Eliza McArdle has been at HCHCS since 2003. She received her doctorate in clinical psychology from the University of Massachusetts and completed her advanced training through Harvard Medical School and the Massachusetts Mental Health Institute. She has been working in college mental health settings since 1996, and has additionally worked with the homeless and chronically mentally ill population in Boston. Eliza's clinical and research interests include the treatment of self-injurious behavior, eating disorders, and depression. She has a special interest in identity development and has extensive experience working with the LGBTQ community.

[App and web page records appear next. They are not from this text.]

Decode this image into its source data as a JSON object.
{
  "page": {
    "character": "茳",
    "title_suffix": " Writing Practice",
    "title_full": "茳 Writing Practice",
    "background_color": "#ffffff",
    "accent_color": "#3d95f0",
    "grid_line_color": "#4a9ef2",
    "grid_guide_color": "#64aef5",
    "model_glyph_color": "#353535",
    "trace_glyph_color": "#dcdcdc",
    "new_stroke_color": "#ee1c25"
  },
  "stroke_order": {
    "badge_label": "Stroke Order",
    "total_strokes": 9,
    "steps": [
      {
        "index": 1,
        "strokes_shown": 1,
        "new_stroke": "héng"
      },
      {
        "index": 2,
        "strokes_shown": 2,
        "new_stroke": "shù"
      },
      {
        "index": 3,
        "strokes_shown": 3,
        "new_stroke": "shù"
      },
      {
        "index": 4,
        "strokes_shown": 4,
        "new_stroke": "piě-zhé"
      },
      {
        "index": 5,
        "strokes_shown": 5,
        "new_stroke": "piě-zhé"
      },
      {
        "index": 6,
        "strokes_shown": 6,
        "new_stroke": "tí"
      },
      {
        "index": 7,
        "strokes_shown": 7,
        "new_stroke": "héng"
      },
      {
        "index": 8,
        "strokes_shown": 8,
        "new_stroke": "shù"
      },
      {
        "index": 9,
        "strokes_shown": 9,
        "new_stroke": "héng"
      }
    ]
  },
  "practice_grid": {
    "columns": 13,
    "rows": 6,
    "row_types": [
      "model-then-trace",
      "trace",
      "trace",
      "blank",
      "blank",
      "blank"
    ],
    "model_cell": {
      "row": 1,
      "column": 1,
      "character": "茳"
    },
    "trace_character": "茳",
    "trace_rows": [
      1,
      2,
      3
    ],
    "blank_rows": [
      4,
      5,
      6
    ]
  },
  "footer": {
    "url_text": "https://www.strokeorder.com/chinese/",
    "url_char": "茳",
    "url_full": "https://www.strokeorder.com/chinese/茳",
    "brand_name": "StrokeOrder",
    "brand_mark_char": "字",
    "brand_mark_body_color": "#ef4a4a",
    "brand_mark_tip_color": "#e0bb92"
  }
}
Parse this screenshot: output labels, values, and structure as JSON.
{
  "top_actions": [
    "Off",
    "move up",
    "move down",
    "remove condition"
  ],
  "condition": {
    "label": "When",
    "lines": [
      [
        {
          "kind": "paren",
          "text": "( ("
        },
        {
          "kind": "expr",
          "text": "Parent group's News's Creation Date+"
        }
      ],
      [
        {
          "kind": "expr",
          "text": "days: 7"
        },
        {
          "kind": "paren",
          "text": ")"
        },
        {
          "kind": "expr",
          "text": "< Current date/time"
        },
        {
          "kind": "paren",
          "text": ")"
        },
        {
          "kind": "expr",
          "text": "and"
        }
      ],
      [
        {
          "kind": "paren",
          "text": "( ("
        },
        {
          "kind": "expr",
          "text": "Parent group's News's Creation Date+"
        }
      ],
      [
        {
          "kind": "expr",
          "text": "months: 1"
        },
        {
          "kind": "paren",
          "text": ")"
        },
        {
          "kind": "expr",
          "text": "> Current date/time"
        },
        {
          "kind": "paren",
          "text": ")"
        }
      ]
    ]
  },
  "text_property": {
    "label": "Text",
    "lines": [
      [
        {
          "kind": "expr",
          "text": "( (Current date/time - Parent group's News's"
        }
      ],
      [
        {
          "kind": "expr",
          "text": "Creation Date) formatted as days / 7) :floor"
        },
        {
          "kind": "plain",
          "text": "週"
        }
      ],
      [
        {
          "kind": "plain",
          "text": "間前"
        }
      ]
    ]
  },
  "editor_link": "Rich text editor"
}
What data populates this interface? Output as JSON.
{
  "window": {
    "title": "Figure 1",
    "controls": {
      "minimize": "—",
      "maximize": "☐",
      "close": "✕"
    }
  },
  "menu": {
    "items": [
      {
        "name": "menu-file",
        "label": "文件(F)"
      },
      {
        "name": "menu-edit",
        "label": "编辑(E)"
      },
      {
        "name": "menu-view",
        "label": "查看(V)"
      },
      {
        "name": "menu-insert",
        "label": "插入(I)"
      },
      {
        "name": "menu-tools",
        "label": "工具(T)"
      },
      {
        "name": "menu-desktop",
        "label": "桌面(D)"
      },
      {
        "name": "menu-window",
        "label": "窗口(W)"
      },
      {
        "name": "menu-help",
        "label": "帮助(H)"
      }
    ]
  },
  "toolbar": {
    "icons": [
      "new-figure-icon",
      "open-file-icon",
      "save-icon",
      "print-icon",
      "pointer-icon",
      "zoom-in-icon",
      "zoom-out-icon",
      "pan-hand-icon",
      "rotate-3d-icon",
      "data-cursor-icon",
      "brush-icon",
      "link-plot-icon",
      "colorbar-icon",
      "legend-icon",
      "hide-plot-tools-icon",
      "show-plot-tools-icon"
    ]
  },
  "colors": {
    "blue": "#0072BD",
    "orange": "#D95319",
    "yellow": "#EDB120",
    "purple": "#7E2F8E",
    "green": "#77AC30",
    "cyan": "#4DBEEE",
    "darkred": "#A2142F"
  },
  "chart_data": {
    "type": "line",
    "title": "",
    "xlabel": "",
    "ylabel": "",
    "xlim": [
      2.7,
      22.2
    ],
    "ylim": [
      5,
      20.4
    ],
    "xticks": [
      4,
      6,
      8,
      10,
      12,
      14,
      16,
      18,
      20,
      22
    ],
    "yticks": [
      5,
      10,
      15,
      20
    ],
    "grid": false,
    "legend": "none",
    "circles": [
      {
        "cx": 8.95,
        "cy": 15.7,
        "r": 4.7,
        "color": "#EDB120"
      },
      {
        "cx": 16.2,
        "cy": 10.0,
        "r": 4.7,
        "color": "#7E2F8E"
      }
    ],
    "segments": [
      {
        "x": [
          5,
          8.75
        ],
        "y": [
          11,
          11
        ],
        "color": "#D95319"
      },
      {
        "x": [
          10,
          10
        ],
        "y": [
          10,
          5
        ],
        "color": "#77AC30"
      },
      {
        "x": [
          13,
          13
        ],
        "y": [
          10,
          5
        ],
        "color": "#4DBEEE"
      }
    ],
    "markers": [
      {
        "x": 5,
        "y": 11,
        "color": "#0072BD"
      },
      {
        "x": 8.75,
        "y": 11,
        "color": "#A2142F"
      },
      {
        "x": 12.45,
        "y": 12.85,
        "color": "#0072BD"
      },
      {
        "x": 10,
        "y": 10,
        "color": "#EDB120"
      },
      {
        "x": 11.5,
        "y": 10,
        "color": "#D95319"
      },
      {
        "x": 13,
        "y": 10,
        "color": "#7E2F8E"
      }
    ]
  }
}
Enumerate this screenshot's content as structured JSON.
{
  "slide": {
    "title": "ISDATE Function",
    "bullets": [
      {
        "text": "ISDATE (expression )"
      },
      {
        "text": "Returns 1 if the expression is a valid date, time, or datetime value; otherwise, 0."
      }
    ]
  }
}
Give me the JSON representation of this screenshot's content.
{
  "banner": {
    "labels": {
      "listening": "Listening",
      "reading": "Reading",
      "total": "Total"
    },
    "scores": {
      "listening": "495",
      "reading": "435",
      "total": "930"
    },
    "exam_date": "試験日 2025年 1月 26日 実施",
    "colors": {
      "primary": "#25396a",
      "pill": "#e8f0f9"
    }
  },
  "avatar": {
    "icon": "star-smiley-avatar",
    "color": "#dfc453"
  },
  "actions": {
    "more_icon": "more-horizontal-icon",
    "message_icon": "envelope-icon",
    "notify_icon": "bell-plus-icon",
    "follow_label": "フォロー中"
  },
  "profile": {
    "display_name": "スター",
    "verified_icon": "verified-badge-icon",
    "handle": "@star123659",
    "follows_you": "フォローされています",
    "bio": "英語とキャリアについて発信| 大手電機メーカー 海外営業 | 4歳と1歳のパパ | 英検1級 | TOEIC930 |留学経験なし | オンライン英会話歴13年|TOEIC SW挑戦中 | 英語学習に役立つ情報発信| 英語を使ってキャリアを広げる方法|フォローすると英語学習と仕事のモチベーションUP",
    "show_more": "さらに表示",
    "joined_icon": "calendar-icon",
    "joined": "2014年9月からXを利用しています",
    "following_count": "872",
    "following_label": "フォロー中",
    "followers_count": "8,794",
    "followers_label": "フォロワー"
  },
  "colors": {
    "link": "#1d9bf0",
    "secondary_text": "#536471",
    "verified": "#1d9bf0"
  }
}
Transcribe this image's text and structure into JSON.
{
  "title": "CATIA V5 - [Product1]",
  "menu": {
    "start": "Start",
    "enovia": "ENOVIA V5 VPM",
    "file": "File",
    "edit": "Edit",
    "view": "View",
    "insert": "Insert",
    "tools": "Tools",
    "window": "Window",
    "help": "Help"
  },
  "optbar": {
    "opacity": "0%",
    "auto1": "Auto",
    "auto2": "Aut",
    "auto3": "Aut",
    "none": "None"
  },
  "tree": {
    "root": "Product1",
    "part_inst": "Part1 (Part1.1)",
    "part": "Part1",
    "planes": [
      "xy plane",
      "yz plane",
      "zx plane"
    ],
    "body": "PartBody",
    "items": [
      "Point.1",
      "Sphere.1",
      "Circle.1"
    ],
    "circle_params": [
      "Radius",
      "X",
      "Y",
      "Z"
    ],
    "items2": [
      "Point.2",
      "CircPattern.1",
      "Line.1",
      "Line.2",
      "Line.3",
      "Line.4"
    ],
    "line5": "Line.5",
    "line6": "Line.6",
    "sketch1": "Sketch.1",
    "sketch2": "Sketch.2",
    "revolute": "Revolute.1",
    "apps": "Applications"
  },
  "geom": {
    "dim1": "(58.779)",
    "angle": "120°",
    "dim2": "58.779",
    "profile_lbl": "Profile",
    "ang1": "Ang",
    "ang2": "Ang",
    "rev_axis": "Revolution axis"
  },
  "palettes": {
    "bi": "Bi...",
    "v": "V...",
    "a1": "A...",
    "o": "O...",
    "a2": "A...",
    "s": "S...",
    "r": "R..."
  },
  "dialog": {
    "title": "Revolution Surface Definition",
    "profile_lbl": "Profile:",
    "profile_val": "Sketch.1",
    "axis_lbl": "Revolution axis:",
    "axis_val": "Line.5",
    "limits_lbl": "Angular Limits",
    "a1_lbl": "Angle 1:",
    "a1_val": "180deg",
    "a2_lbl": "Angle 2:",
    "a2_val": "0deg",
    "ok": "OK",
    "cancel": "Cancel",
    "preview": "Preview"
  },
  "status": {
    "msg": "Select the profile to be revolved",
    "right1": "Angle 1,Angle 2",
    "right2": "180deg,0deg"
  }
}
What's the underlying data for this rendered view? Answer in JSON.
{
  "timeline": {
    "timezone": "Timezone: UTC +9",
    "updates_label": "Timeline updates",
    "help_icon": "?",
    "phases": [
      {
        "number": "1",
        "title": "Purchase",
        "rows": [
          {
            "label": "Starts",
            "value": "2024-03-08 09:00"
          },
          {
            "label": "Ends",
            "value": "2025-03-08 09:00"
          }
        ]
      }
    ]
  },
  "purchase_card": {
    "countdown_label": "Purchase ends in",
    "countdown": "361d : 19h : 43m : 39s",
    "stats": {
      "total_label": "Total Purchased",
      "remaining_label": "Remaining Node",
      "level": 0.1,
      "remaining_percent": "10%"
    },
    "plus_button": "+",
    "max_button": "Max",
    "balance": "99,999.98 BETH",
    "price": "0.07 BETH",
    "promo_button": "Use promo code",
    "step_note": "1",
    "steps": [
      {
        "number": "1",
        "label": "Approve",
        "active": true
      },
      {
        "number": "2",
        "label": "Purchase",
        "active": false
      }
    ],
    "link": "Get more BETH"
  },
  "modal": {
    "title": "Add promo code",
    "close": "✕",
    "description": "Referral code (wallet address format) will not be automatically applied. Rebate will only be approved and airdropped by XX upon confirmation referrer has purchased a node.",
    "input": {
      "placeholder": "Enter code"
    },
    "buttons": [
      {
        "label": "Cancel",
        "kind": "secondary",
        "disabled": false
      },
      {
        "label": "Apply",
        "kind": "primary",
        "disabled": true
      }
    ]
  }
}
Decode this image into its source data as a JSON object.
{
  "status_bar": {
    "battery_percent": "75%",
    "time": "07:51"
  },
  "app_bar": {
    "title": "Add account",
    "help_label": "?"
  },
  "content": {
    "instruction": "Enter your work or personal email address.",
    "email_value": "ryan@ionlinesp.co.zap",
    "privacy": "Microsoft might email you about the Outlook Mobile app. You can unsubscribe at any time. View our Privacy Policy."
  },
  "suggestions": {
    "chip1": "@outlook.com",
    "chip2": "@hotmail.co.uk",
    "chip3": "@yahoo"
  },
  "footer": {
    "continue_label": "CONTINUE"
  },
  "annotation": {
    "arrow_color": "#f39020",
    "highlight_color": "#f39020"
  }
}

Angela Bardawil has practiced psychodynamic relationally oriented psychotherapy with diverse populations for over 20 years with a special focus on issues of personal and cultural identity. She has experience in treating substance abuse and addiction, depression, anxiety, and trauma as well as a wide variety of other concerns, and is especially interested in the academic, social, and emotional issues that face college-aged individuals. She works at the intersection of the psychological and the existential, focusing on strengths and helping to identify internal resources. Angela is bilingual in Spanish and has a masters degree from the Smith College School for Social Work.
Reyn has worked with young adults and adolescents in college mental health, community/home-based services, schools, and in the wilderness since 2007. She earned her M.S.W. from Smith College School for Social Work and her A.B. in English from Brown University. Reyn practices from psychodynamic, attachment, and relational frameworks while incorporating techniques such as DBT and mindfulness as useful. She is experienced in working with those from marginalized identity groups and has a special interest in young adult identity development. Reyn has experience treating anxiety, depression, relational difficulties, trauma, and substance abuse in addition to a variety of other issues.
Casey Culligan is a fourth-year doctoral student of clinical psychology at Antioch University New England. She currently holds an M.S. in clinical psychology from her residing institution, and a B.A. in psychology from Smith College. Her previous clinical placements have included college counseling, community mental health, and inpatient psychiatric hospital settings. Casey identifies as an integrative therapist. She practices from a relational-feminist-dynamic frame, while incorporating techniques from a variety of other approaches--including CBT and DBT--as needed to best serve her clients’ needs. She has experience working with a variety of presenting concerns including anxiety, depression, relationship distress, academic distress, homesickness, and trauma, among others. Casey has special interests in identity development, multiculturalism and intersectionality, social justice, and the human-animal bond.
Emily Bloch is a second-year graduate social work student at Smith College School for Social Work. She holds an M.F.A. in fiction writing from Bennington College, and a B.A. in history and Jewish Studies from Macalester College. Her previous clinical work has been with families with young children, immigrant populations, and in hospice care. Her first career was as a journalist, primarily on topics of physical and emotional health and well-being. Emily's clinical approach involves collaborating with clients to better understand themselves, and creating new, more compassionate ways of living going forward. Her special interests include gender equity, healthy masculinity, immigrant and international populations, grief, faith and religious communities, and healing from childhood trauma.
Avy Skolnik received his doctorate in counseling psychology from Teachers College, Columbia University and completed advanced training at the Bedford VA Medical Center and the Center for Multicultural Training in Psychology at Boston University School of Medicine. Avy's training has focused on working with LGBTQ communities, communities of color, veterans, and people living with HIV. His research interests include stereotype threat and implicit bias, and their role in health inequities. Clinically, Avy most frequently draws from relational psychodynamic, family systems, and cognitive behavioral approaches.
For over ten years, Jamecia has worked in a variety of mental health support settings. Jamecia received her M.S.W from Smith College School for Social Work and since then has practiced in schools, hospitals, community mental health centers, and private practice. She has experience in working with children and families, couples, polyships, and individuals from diverse backgrounds; and worked with people presenting with depression, anxiety, trauma, and psychotic disorders. Her work is informed by the use of various cognitive behavioral therapies (i.e. DBT, ACT, and Motivational Interviewing) that are supported by an attachment theory framework and operationalized through a social justice lens. She is also an experienced sex therapist and trained in The Gottman Method: Levels 1 and 2.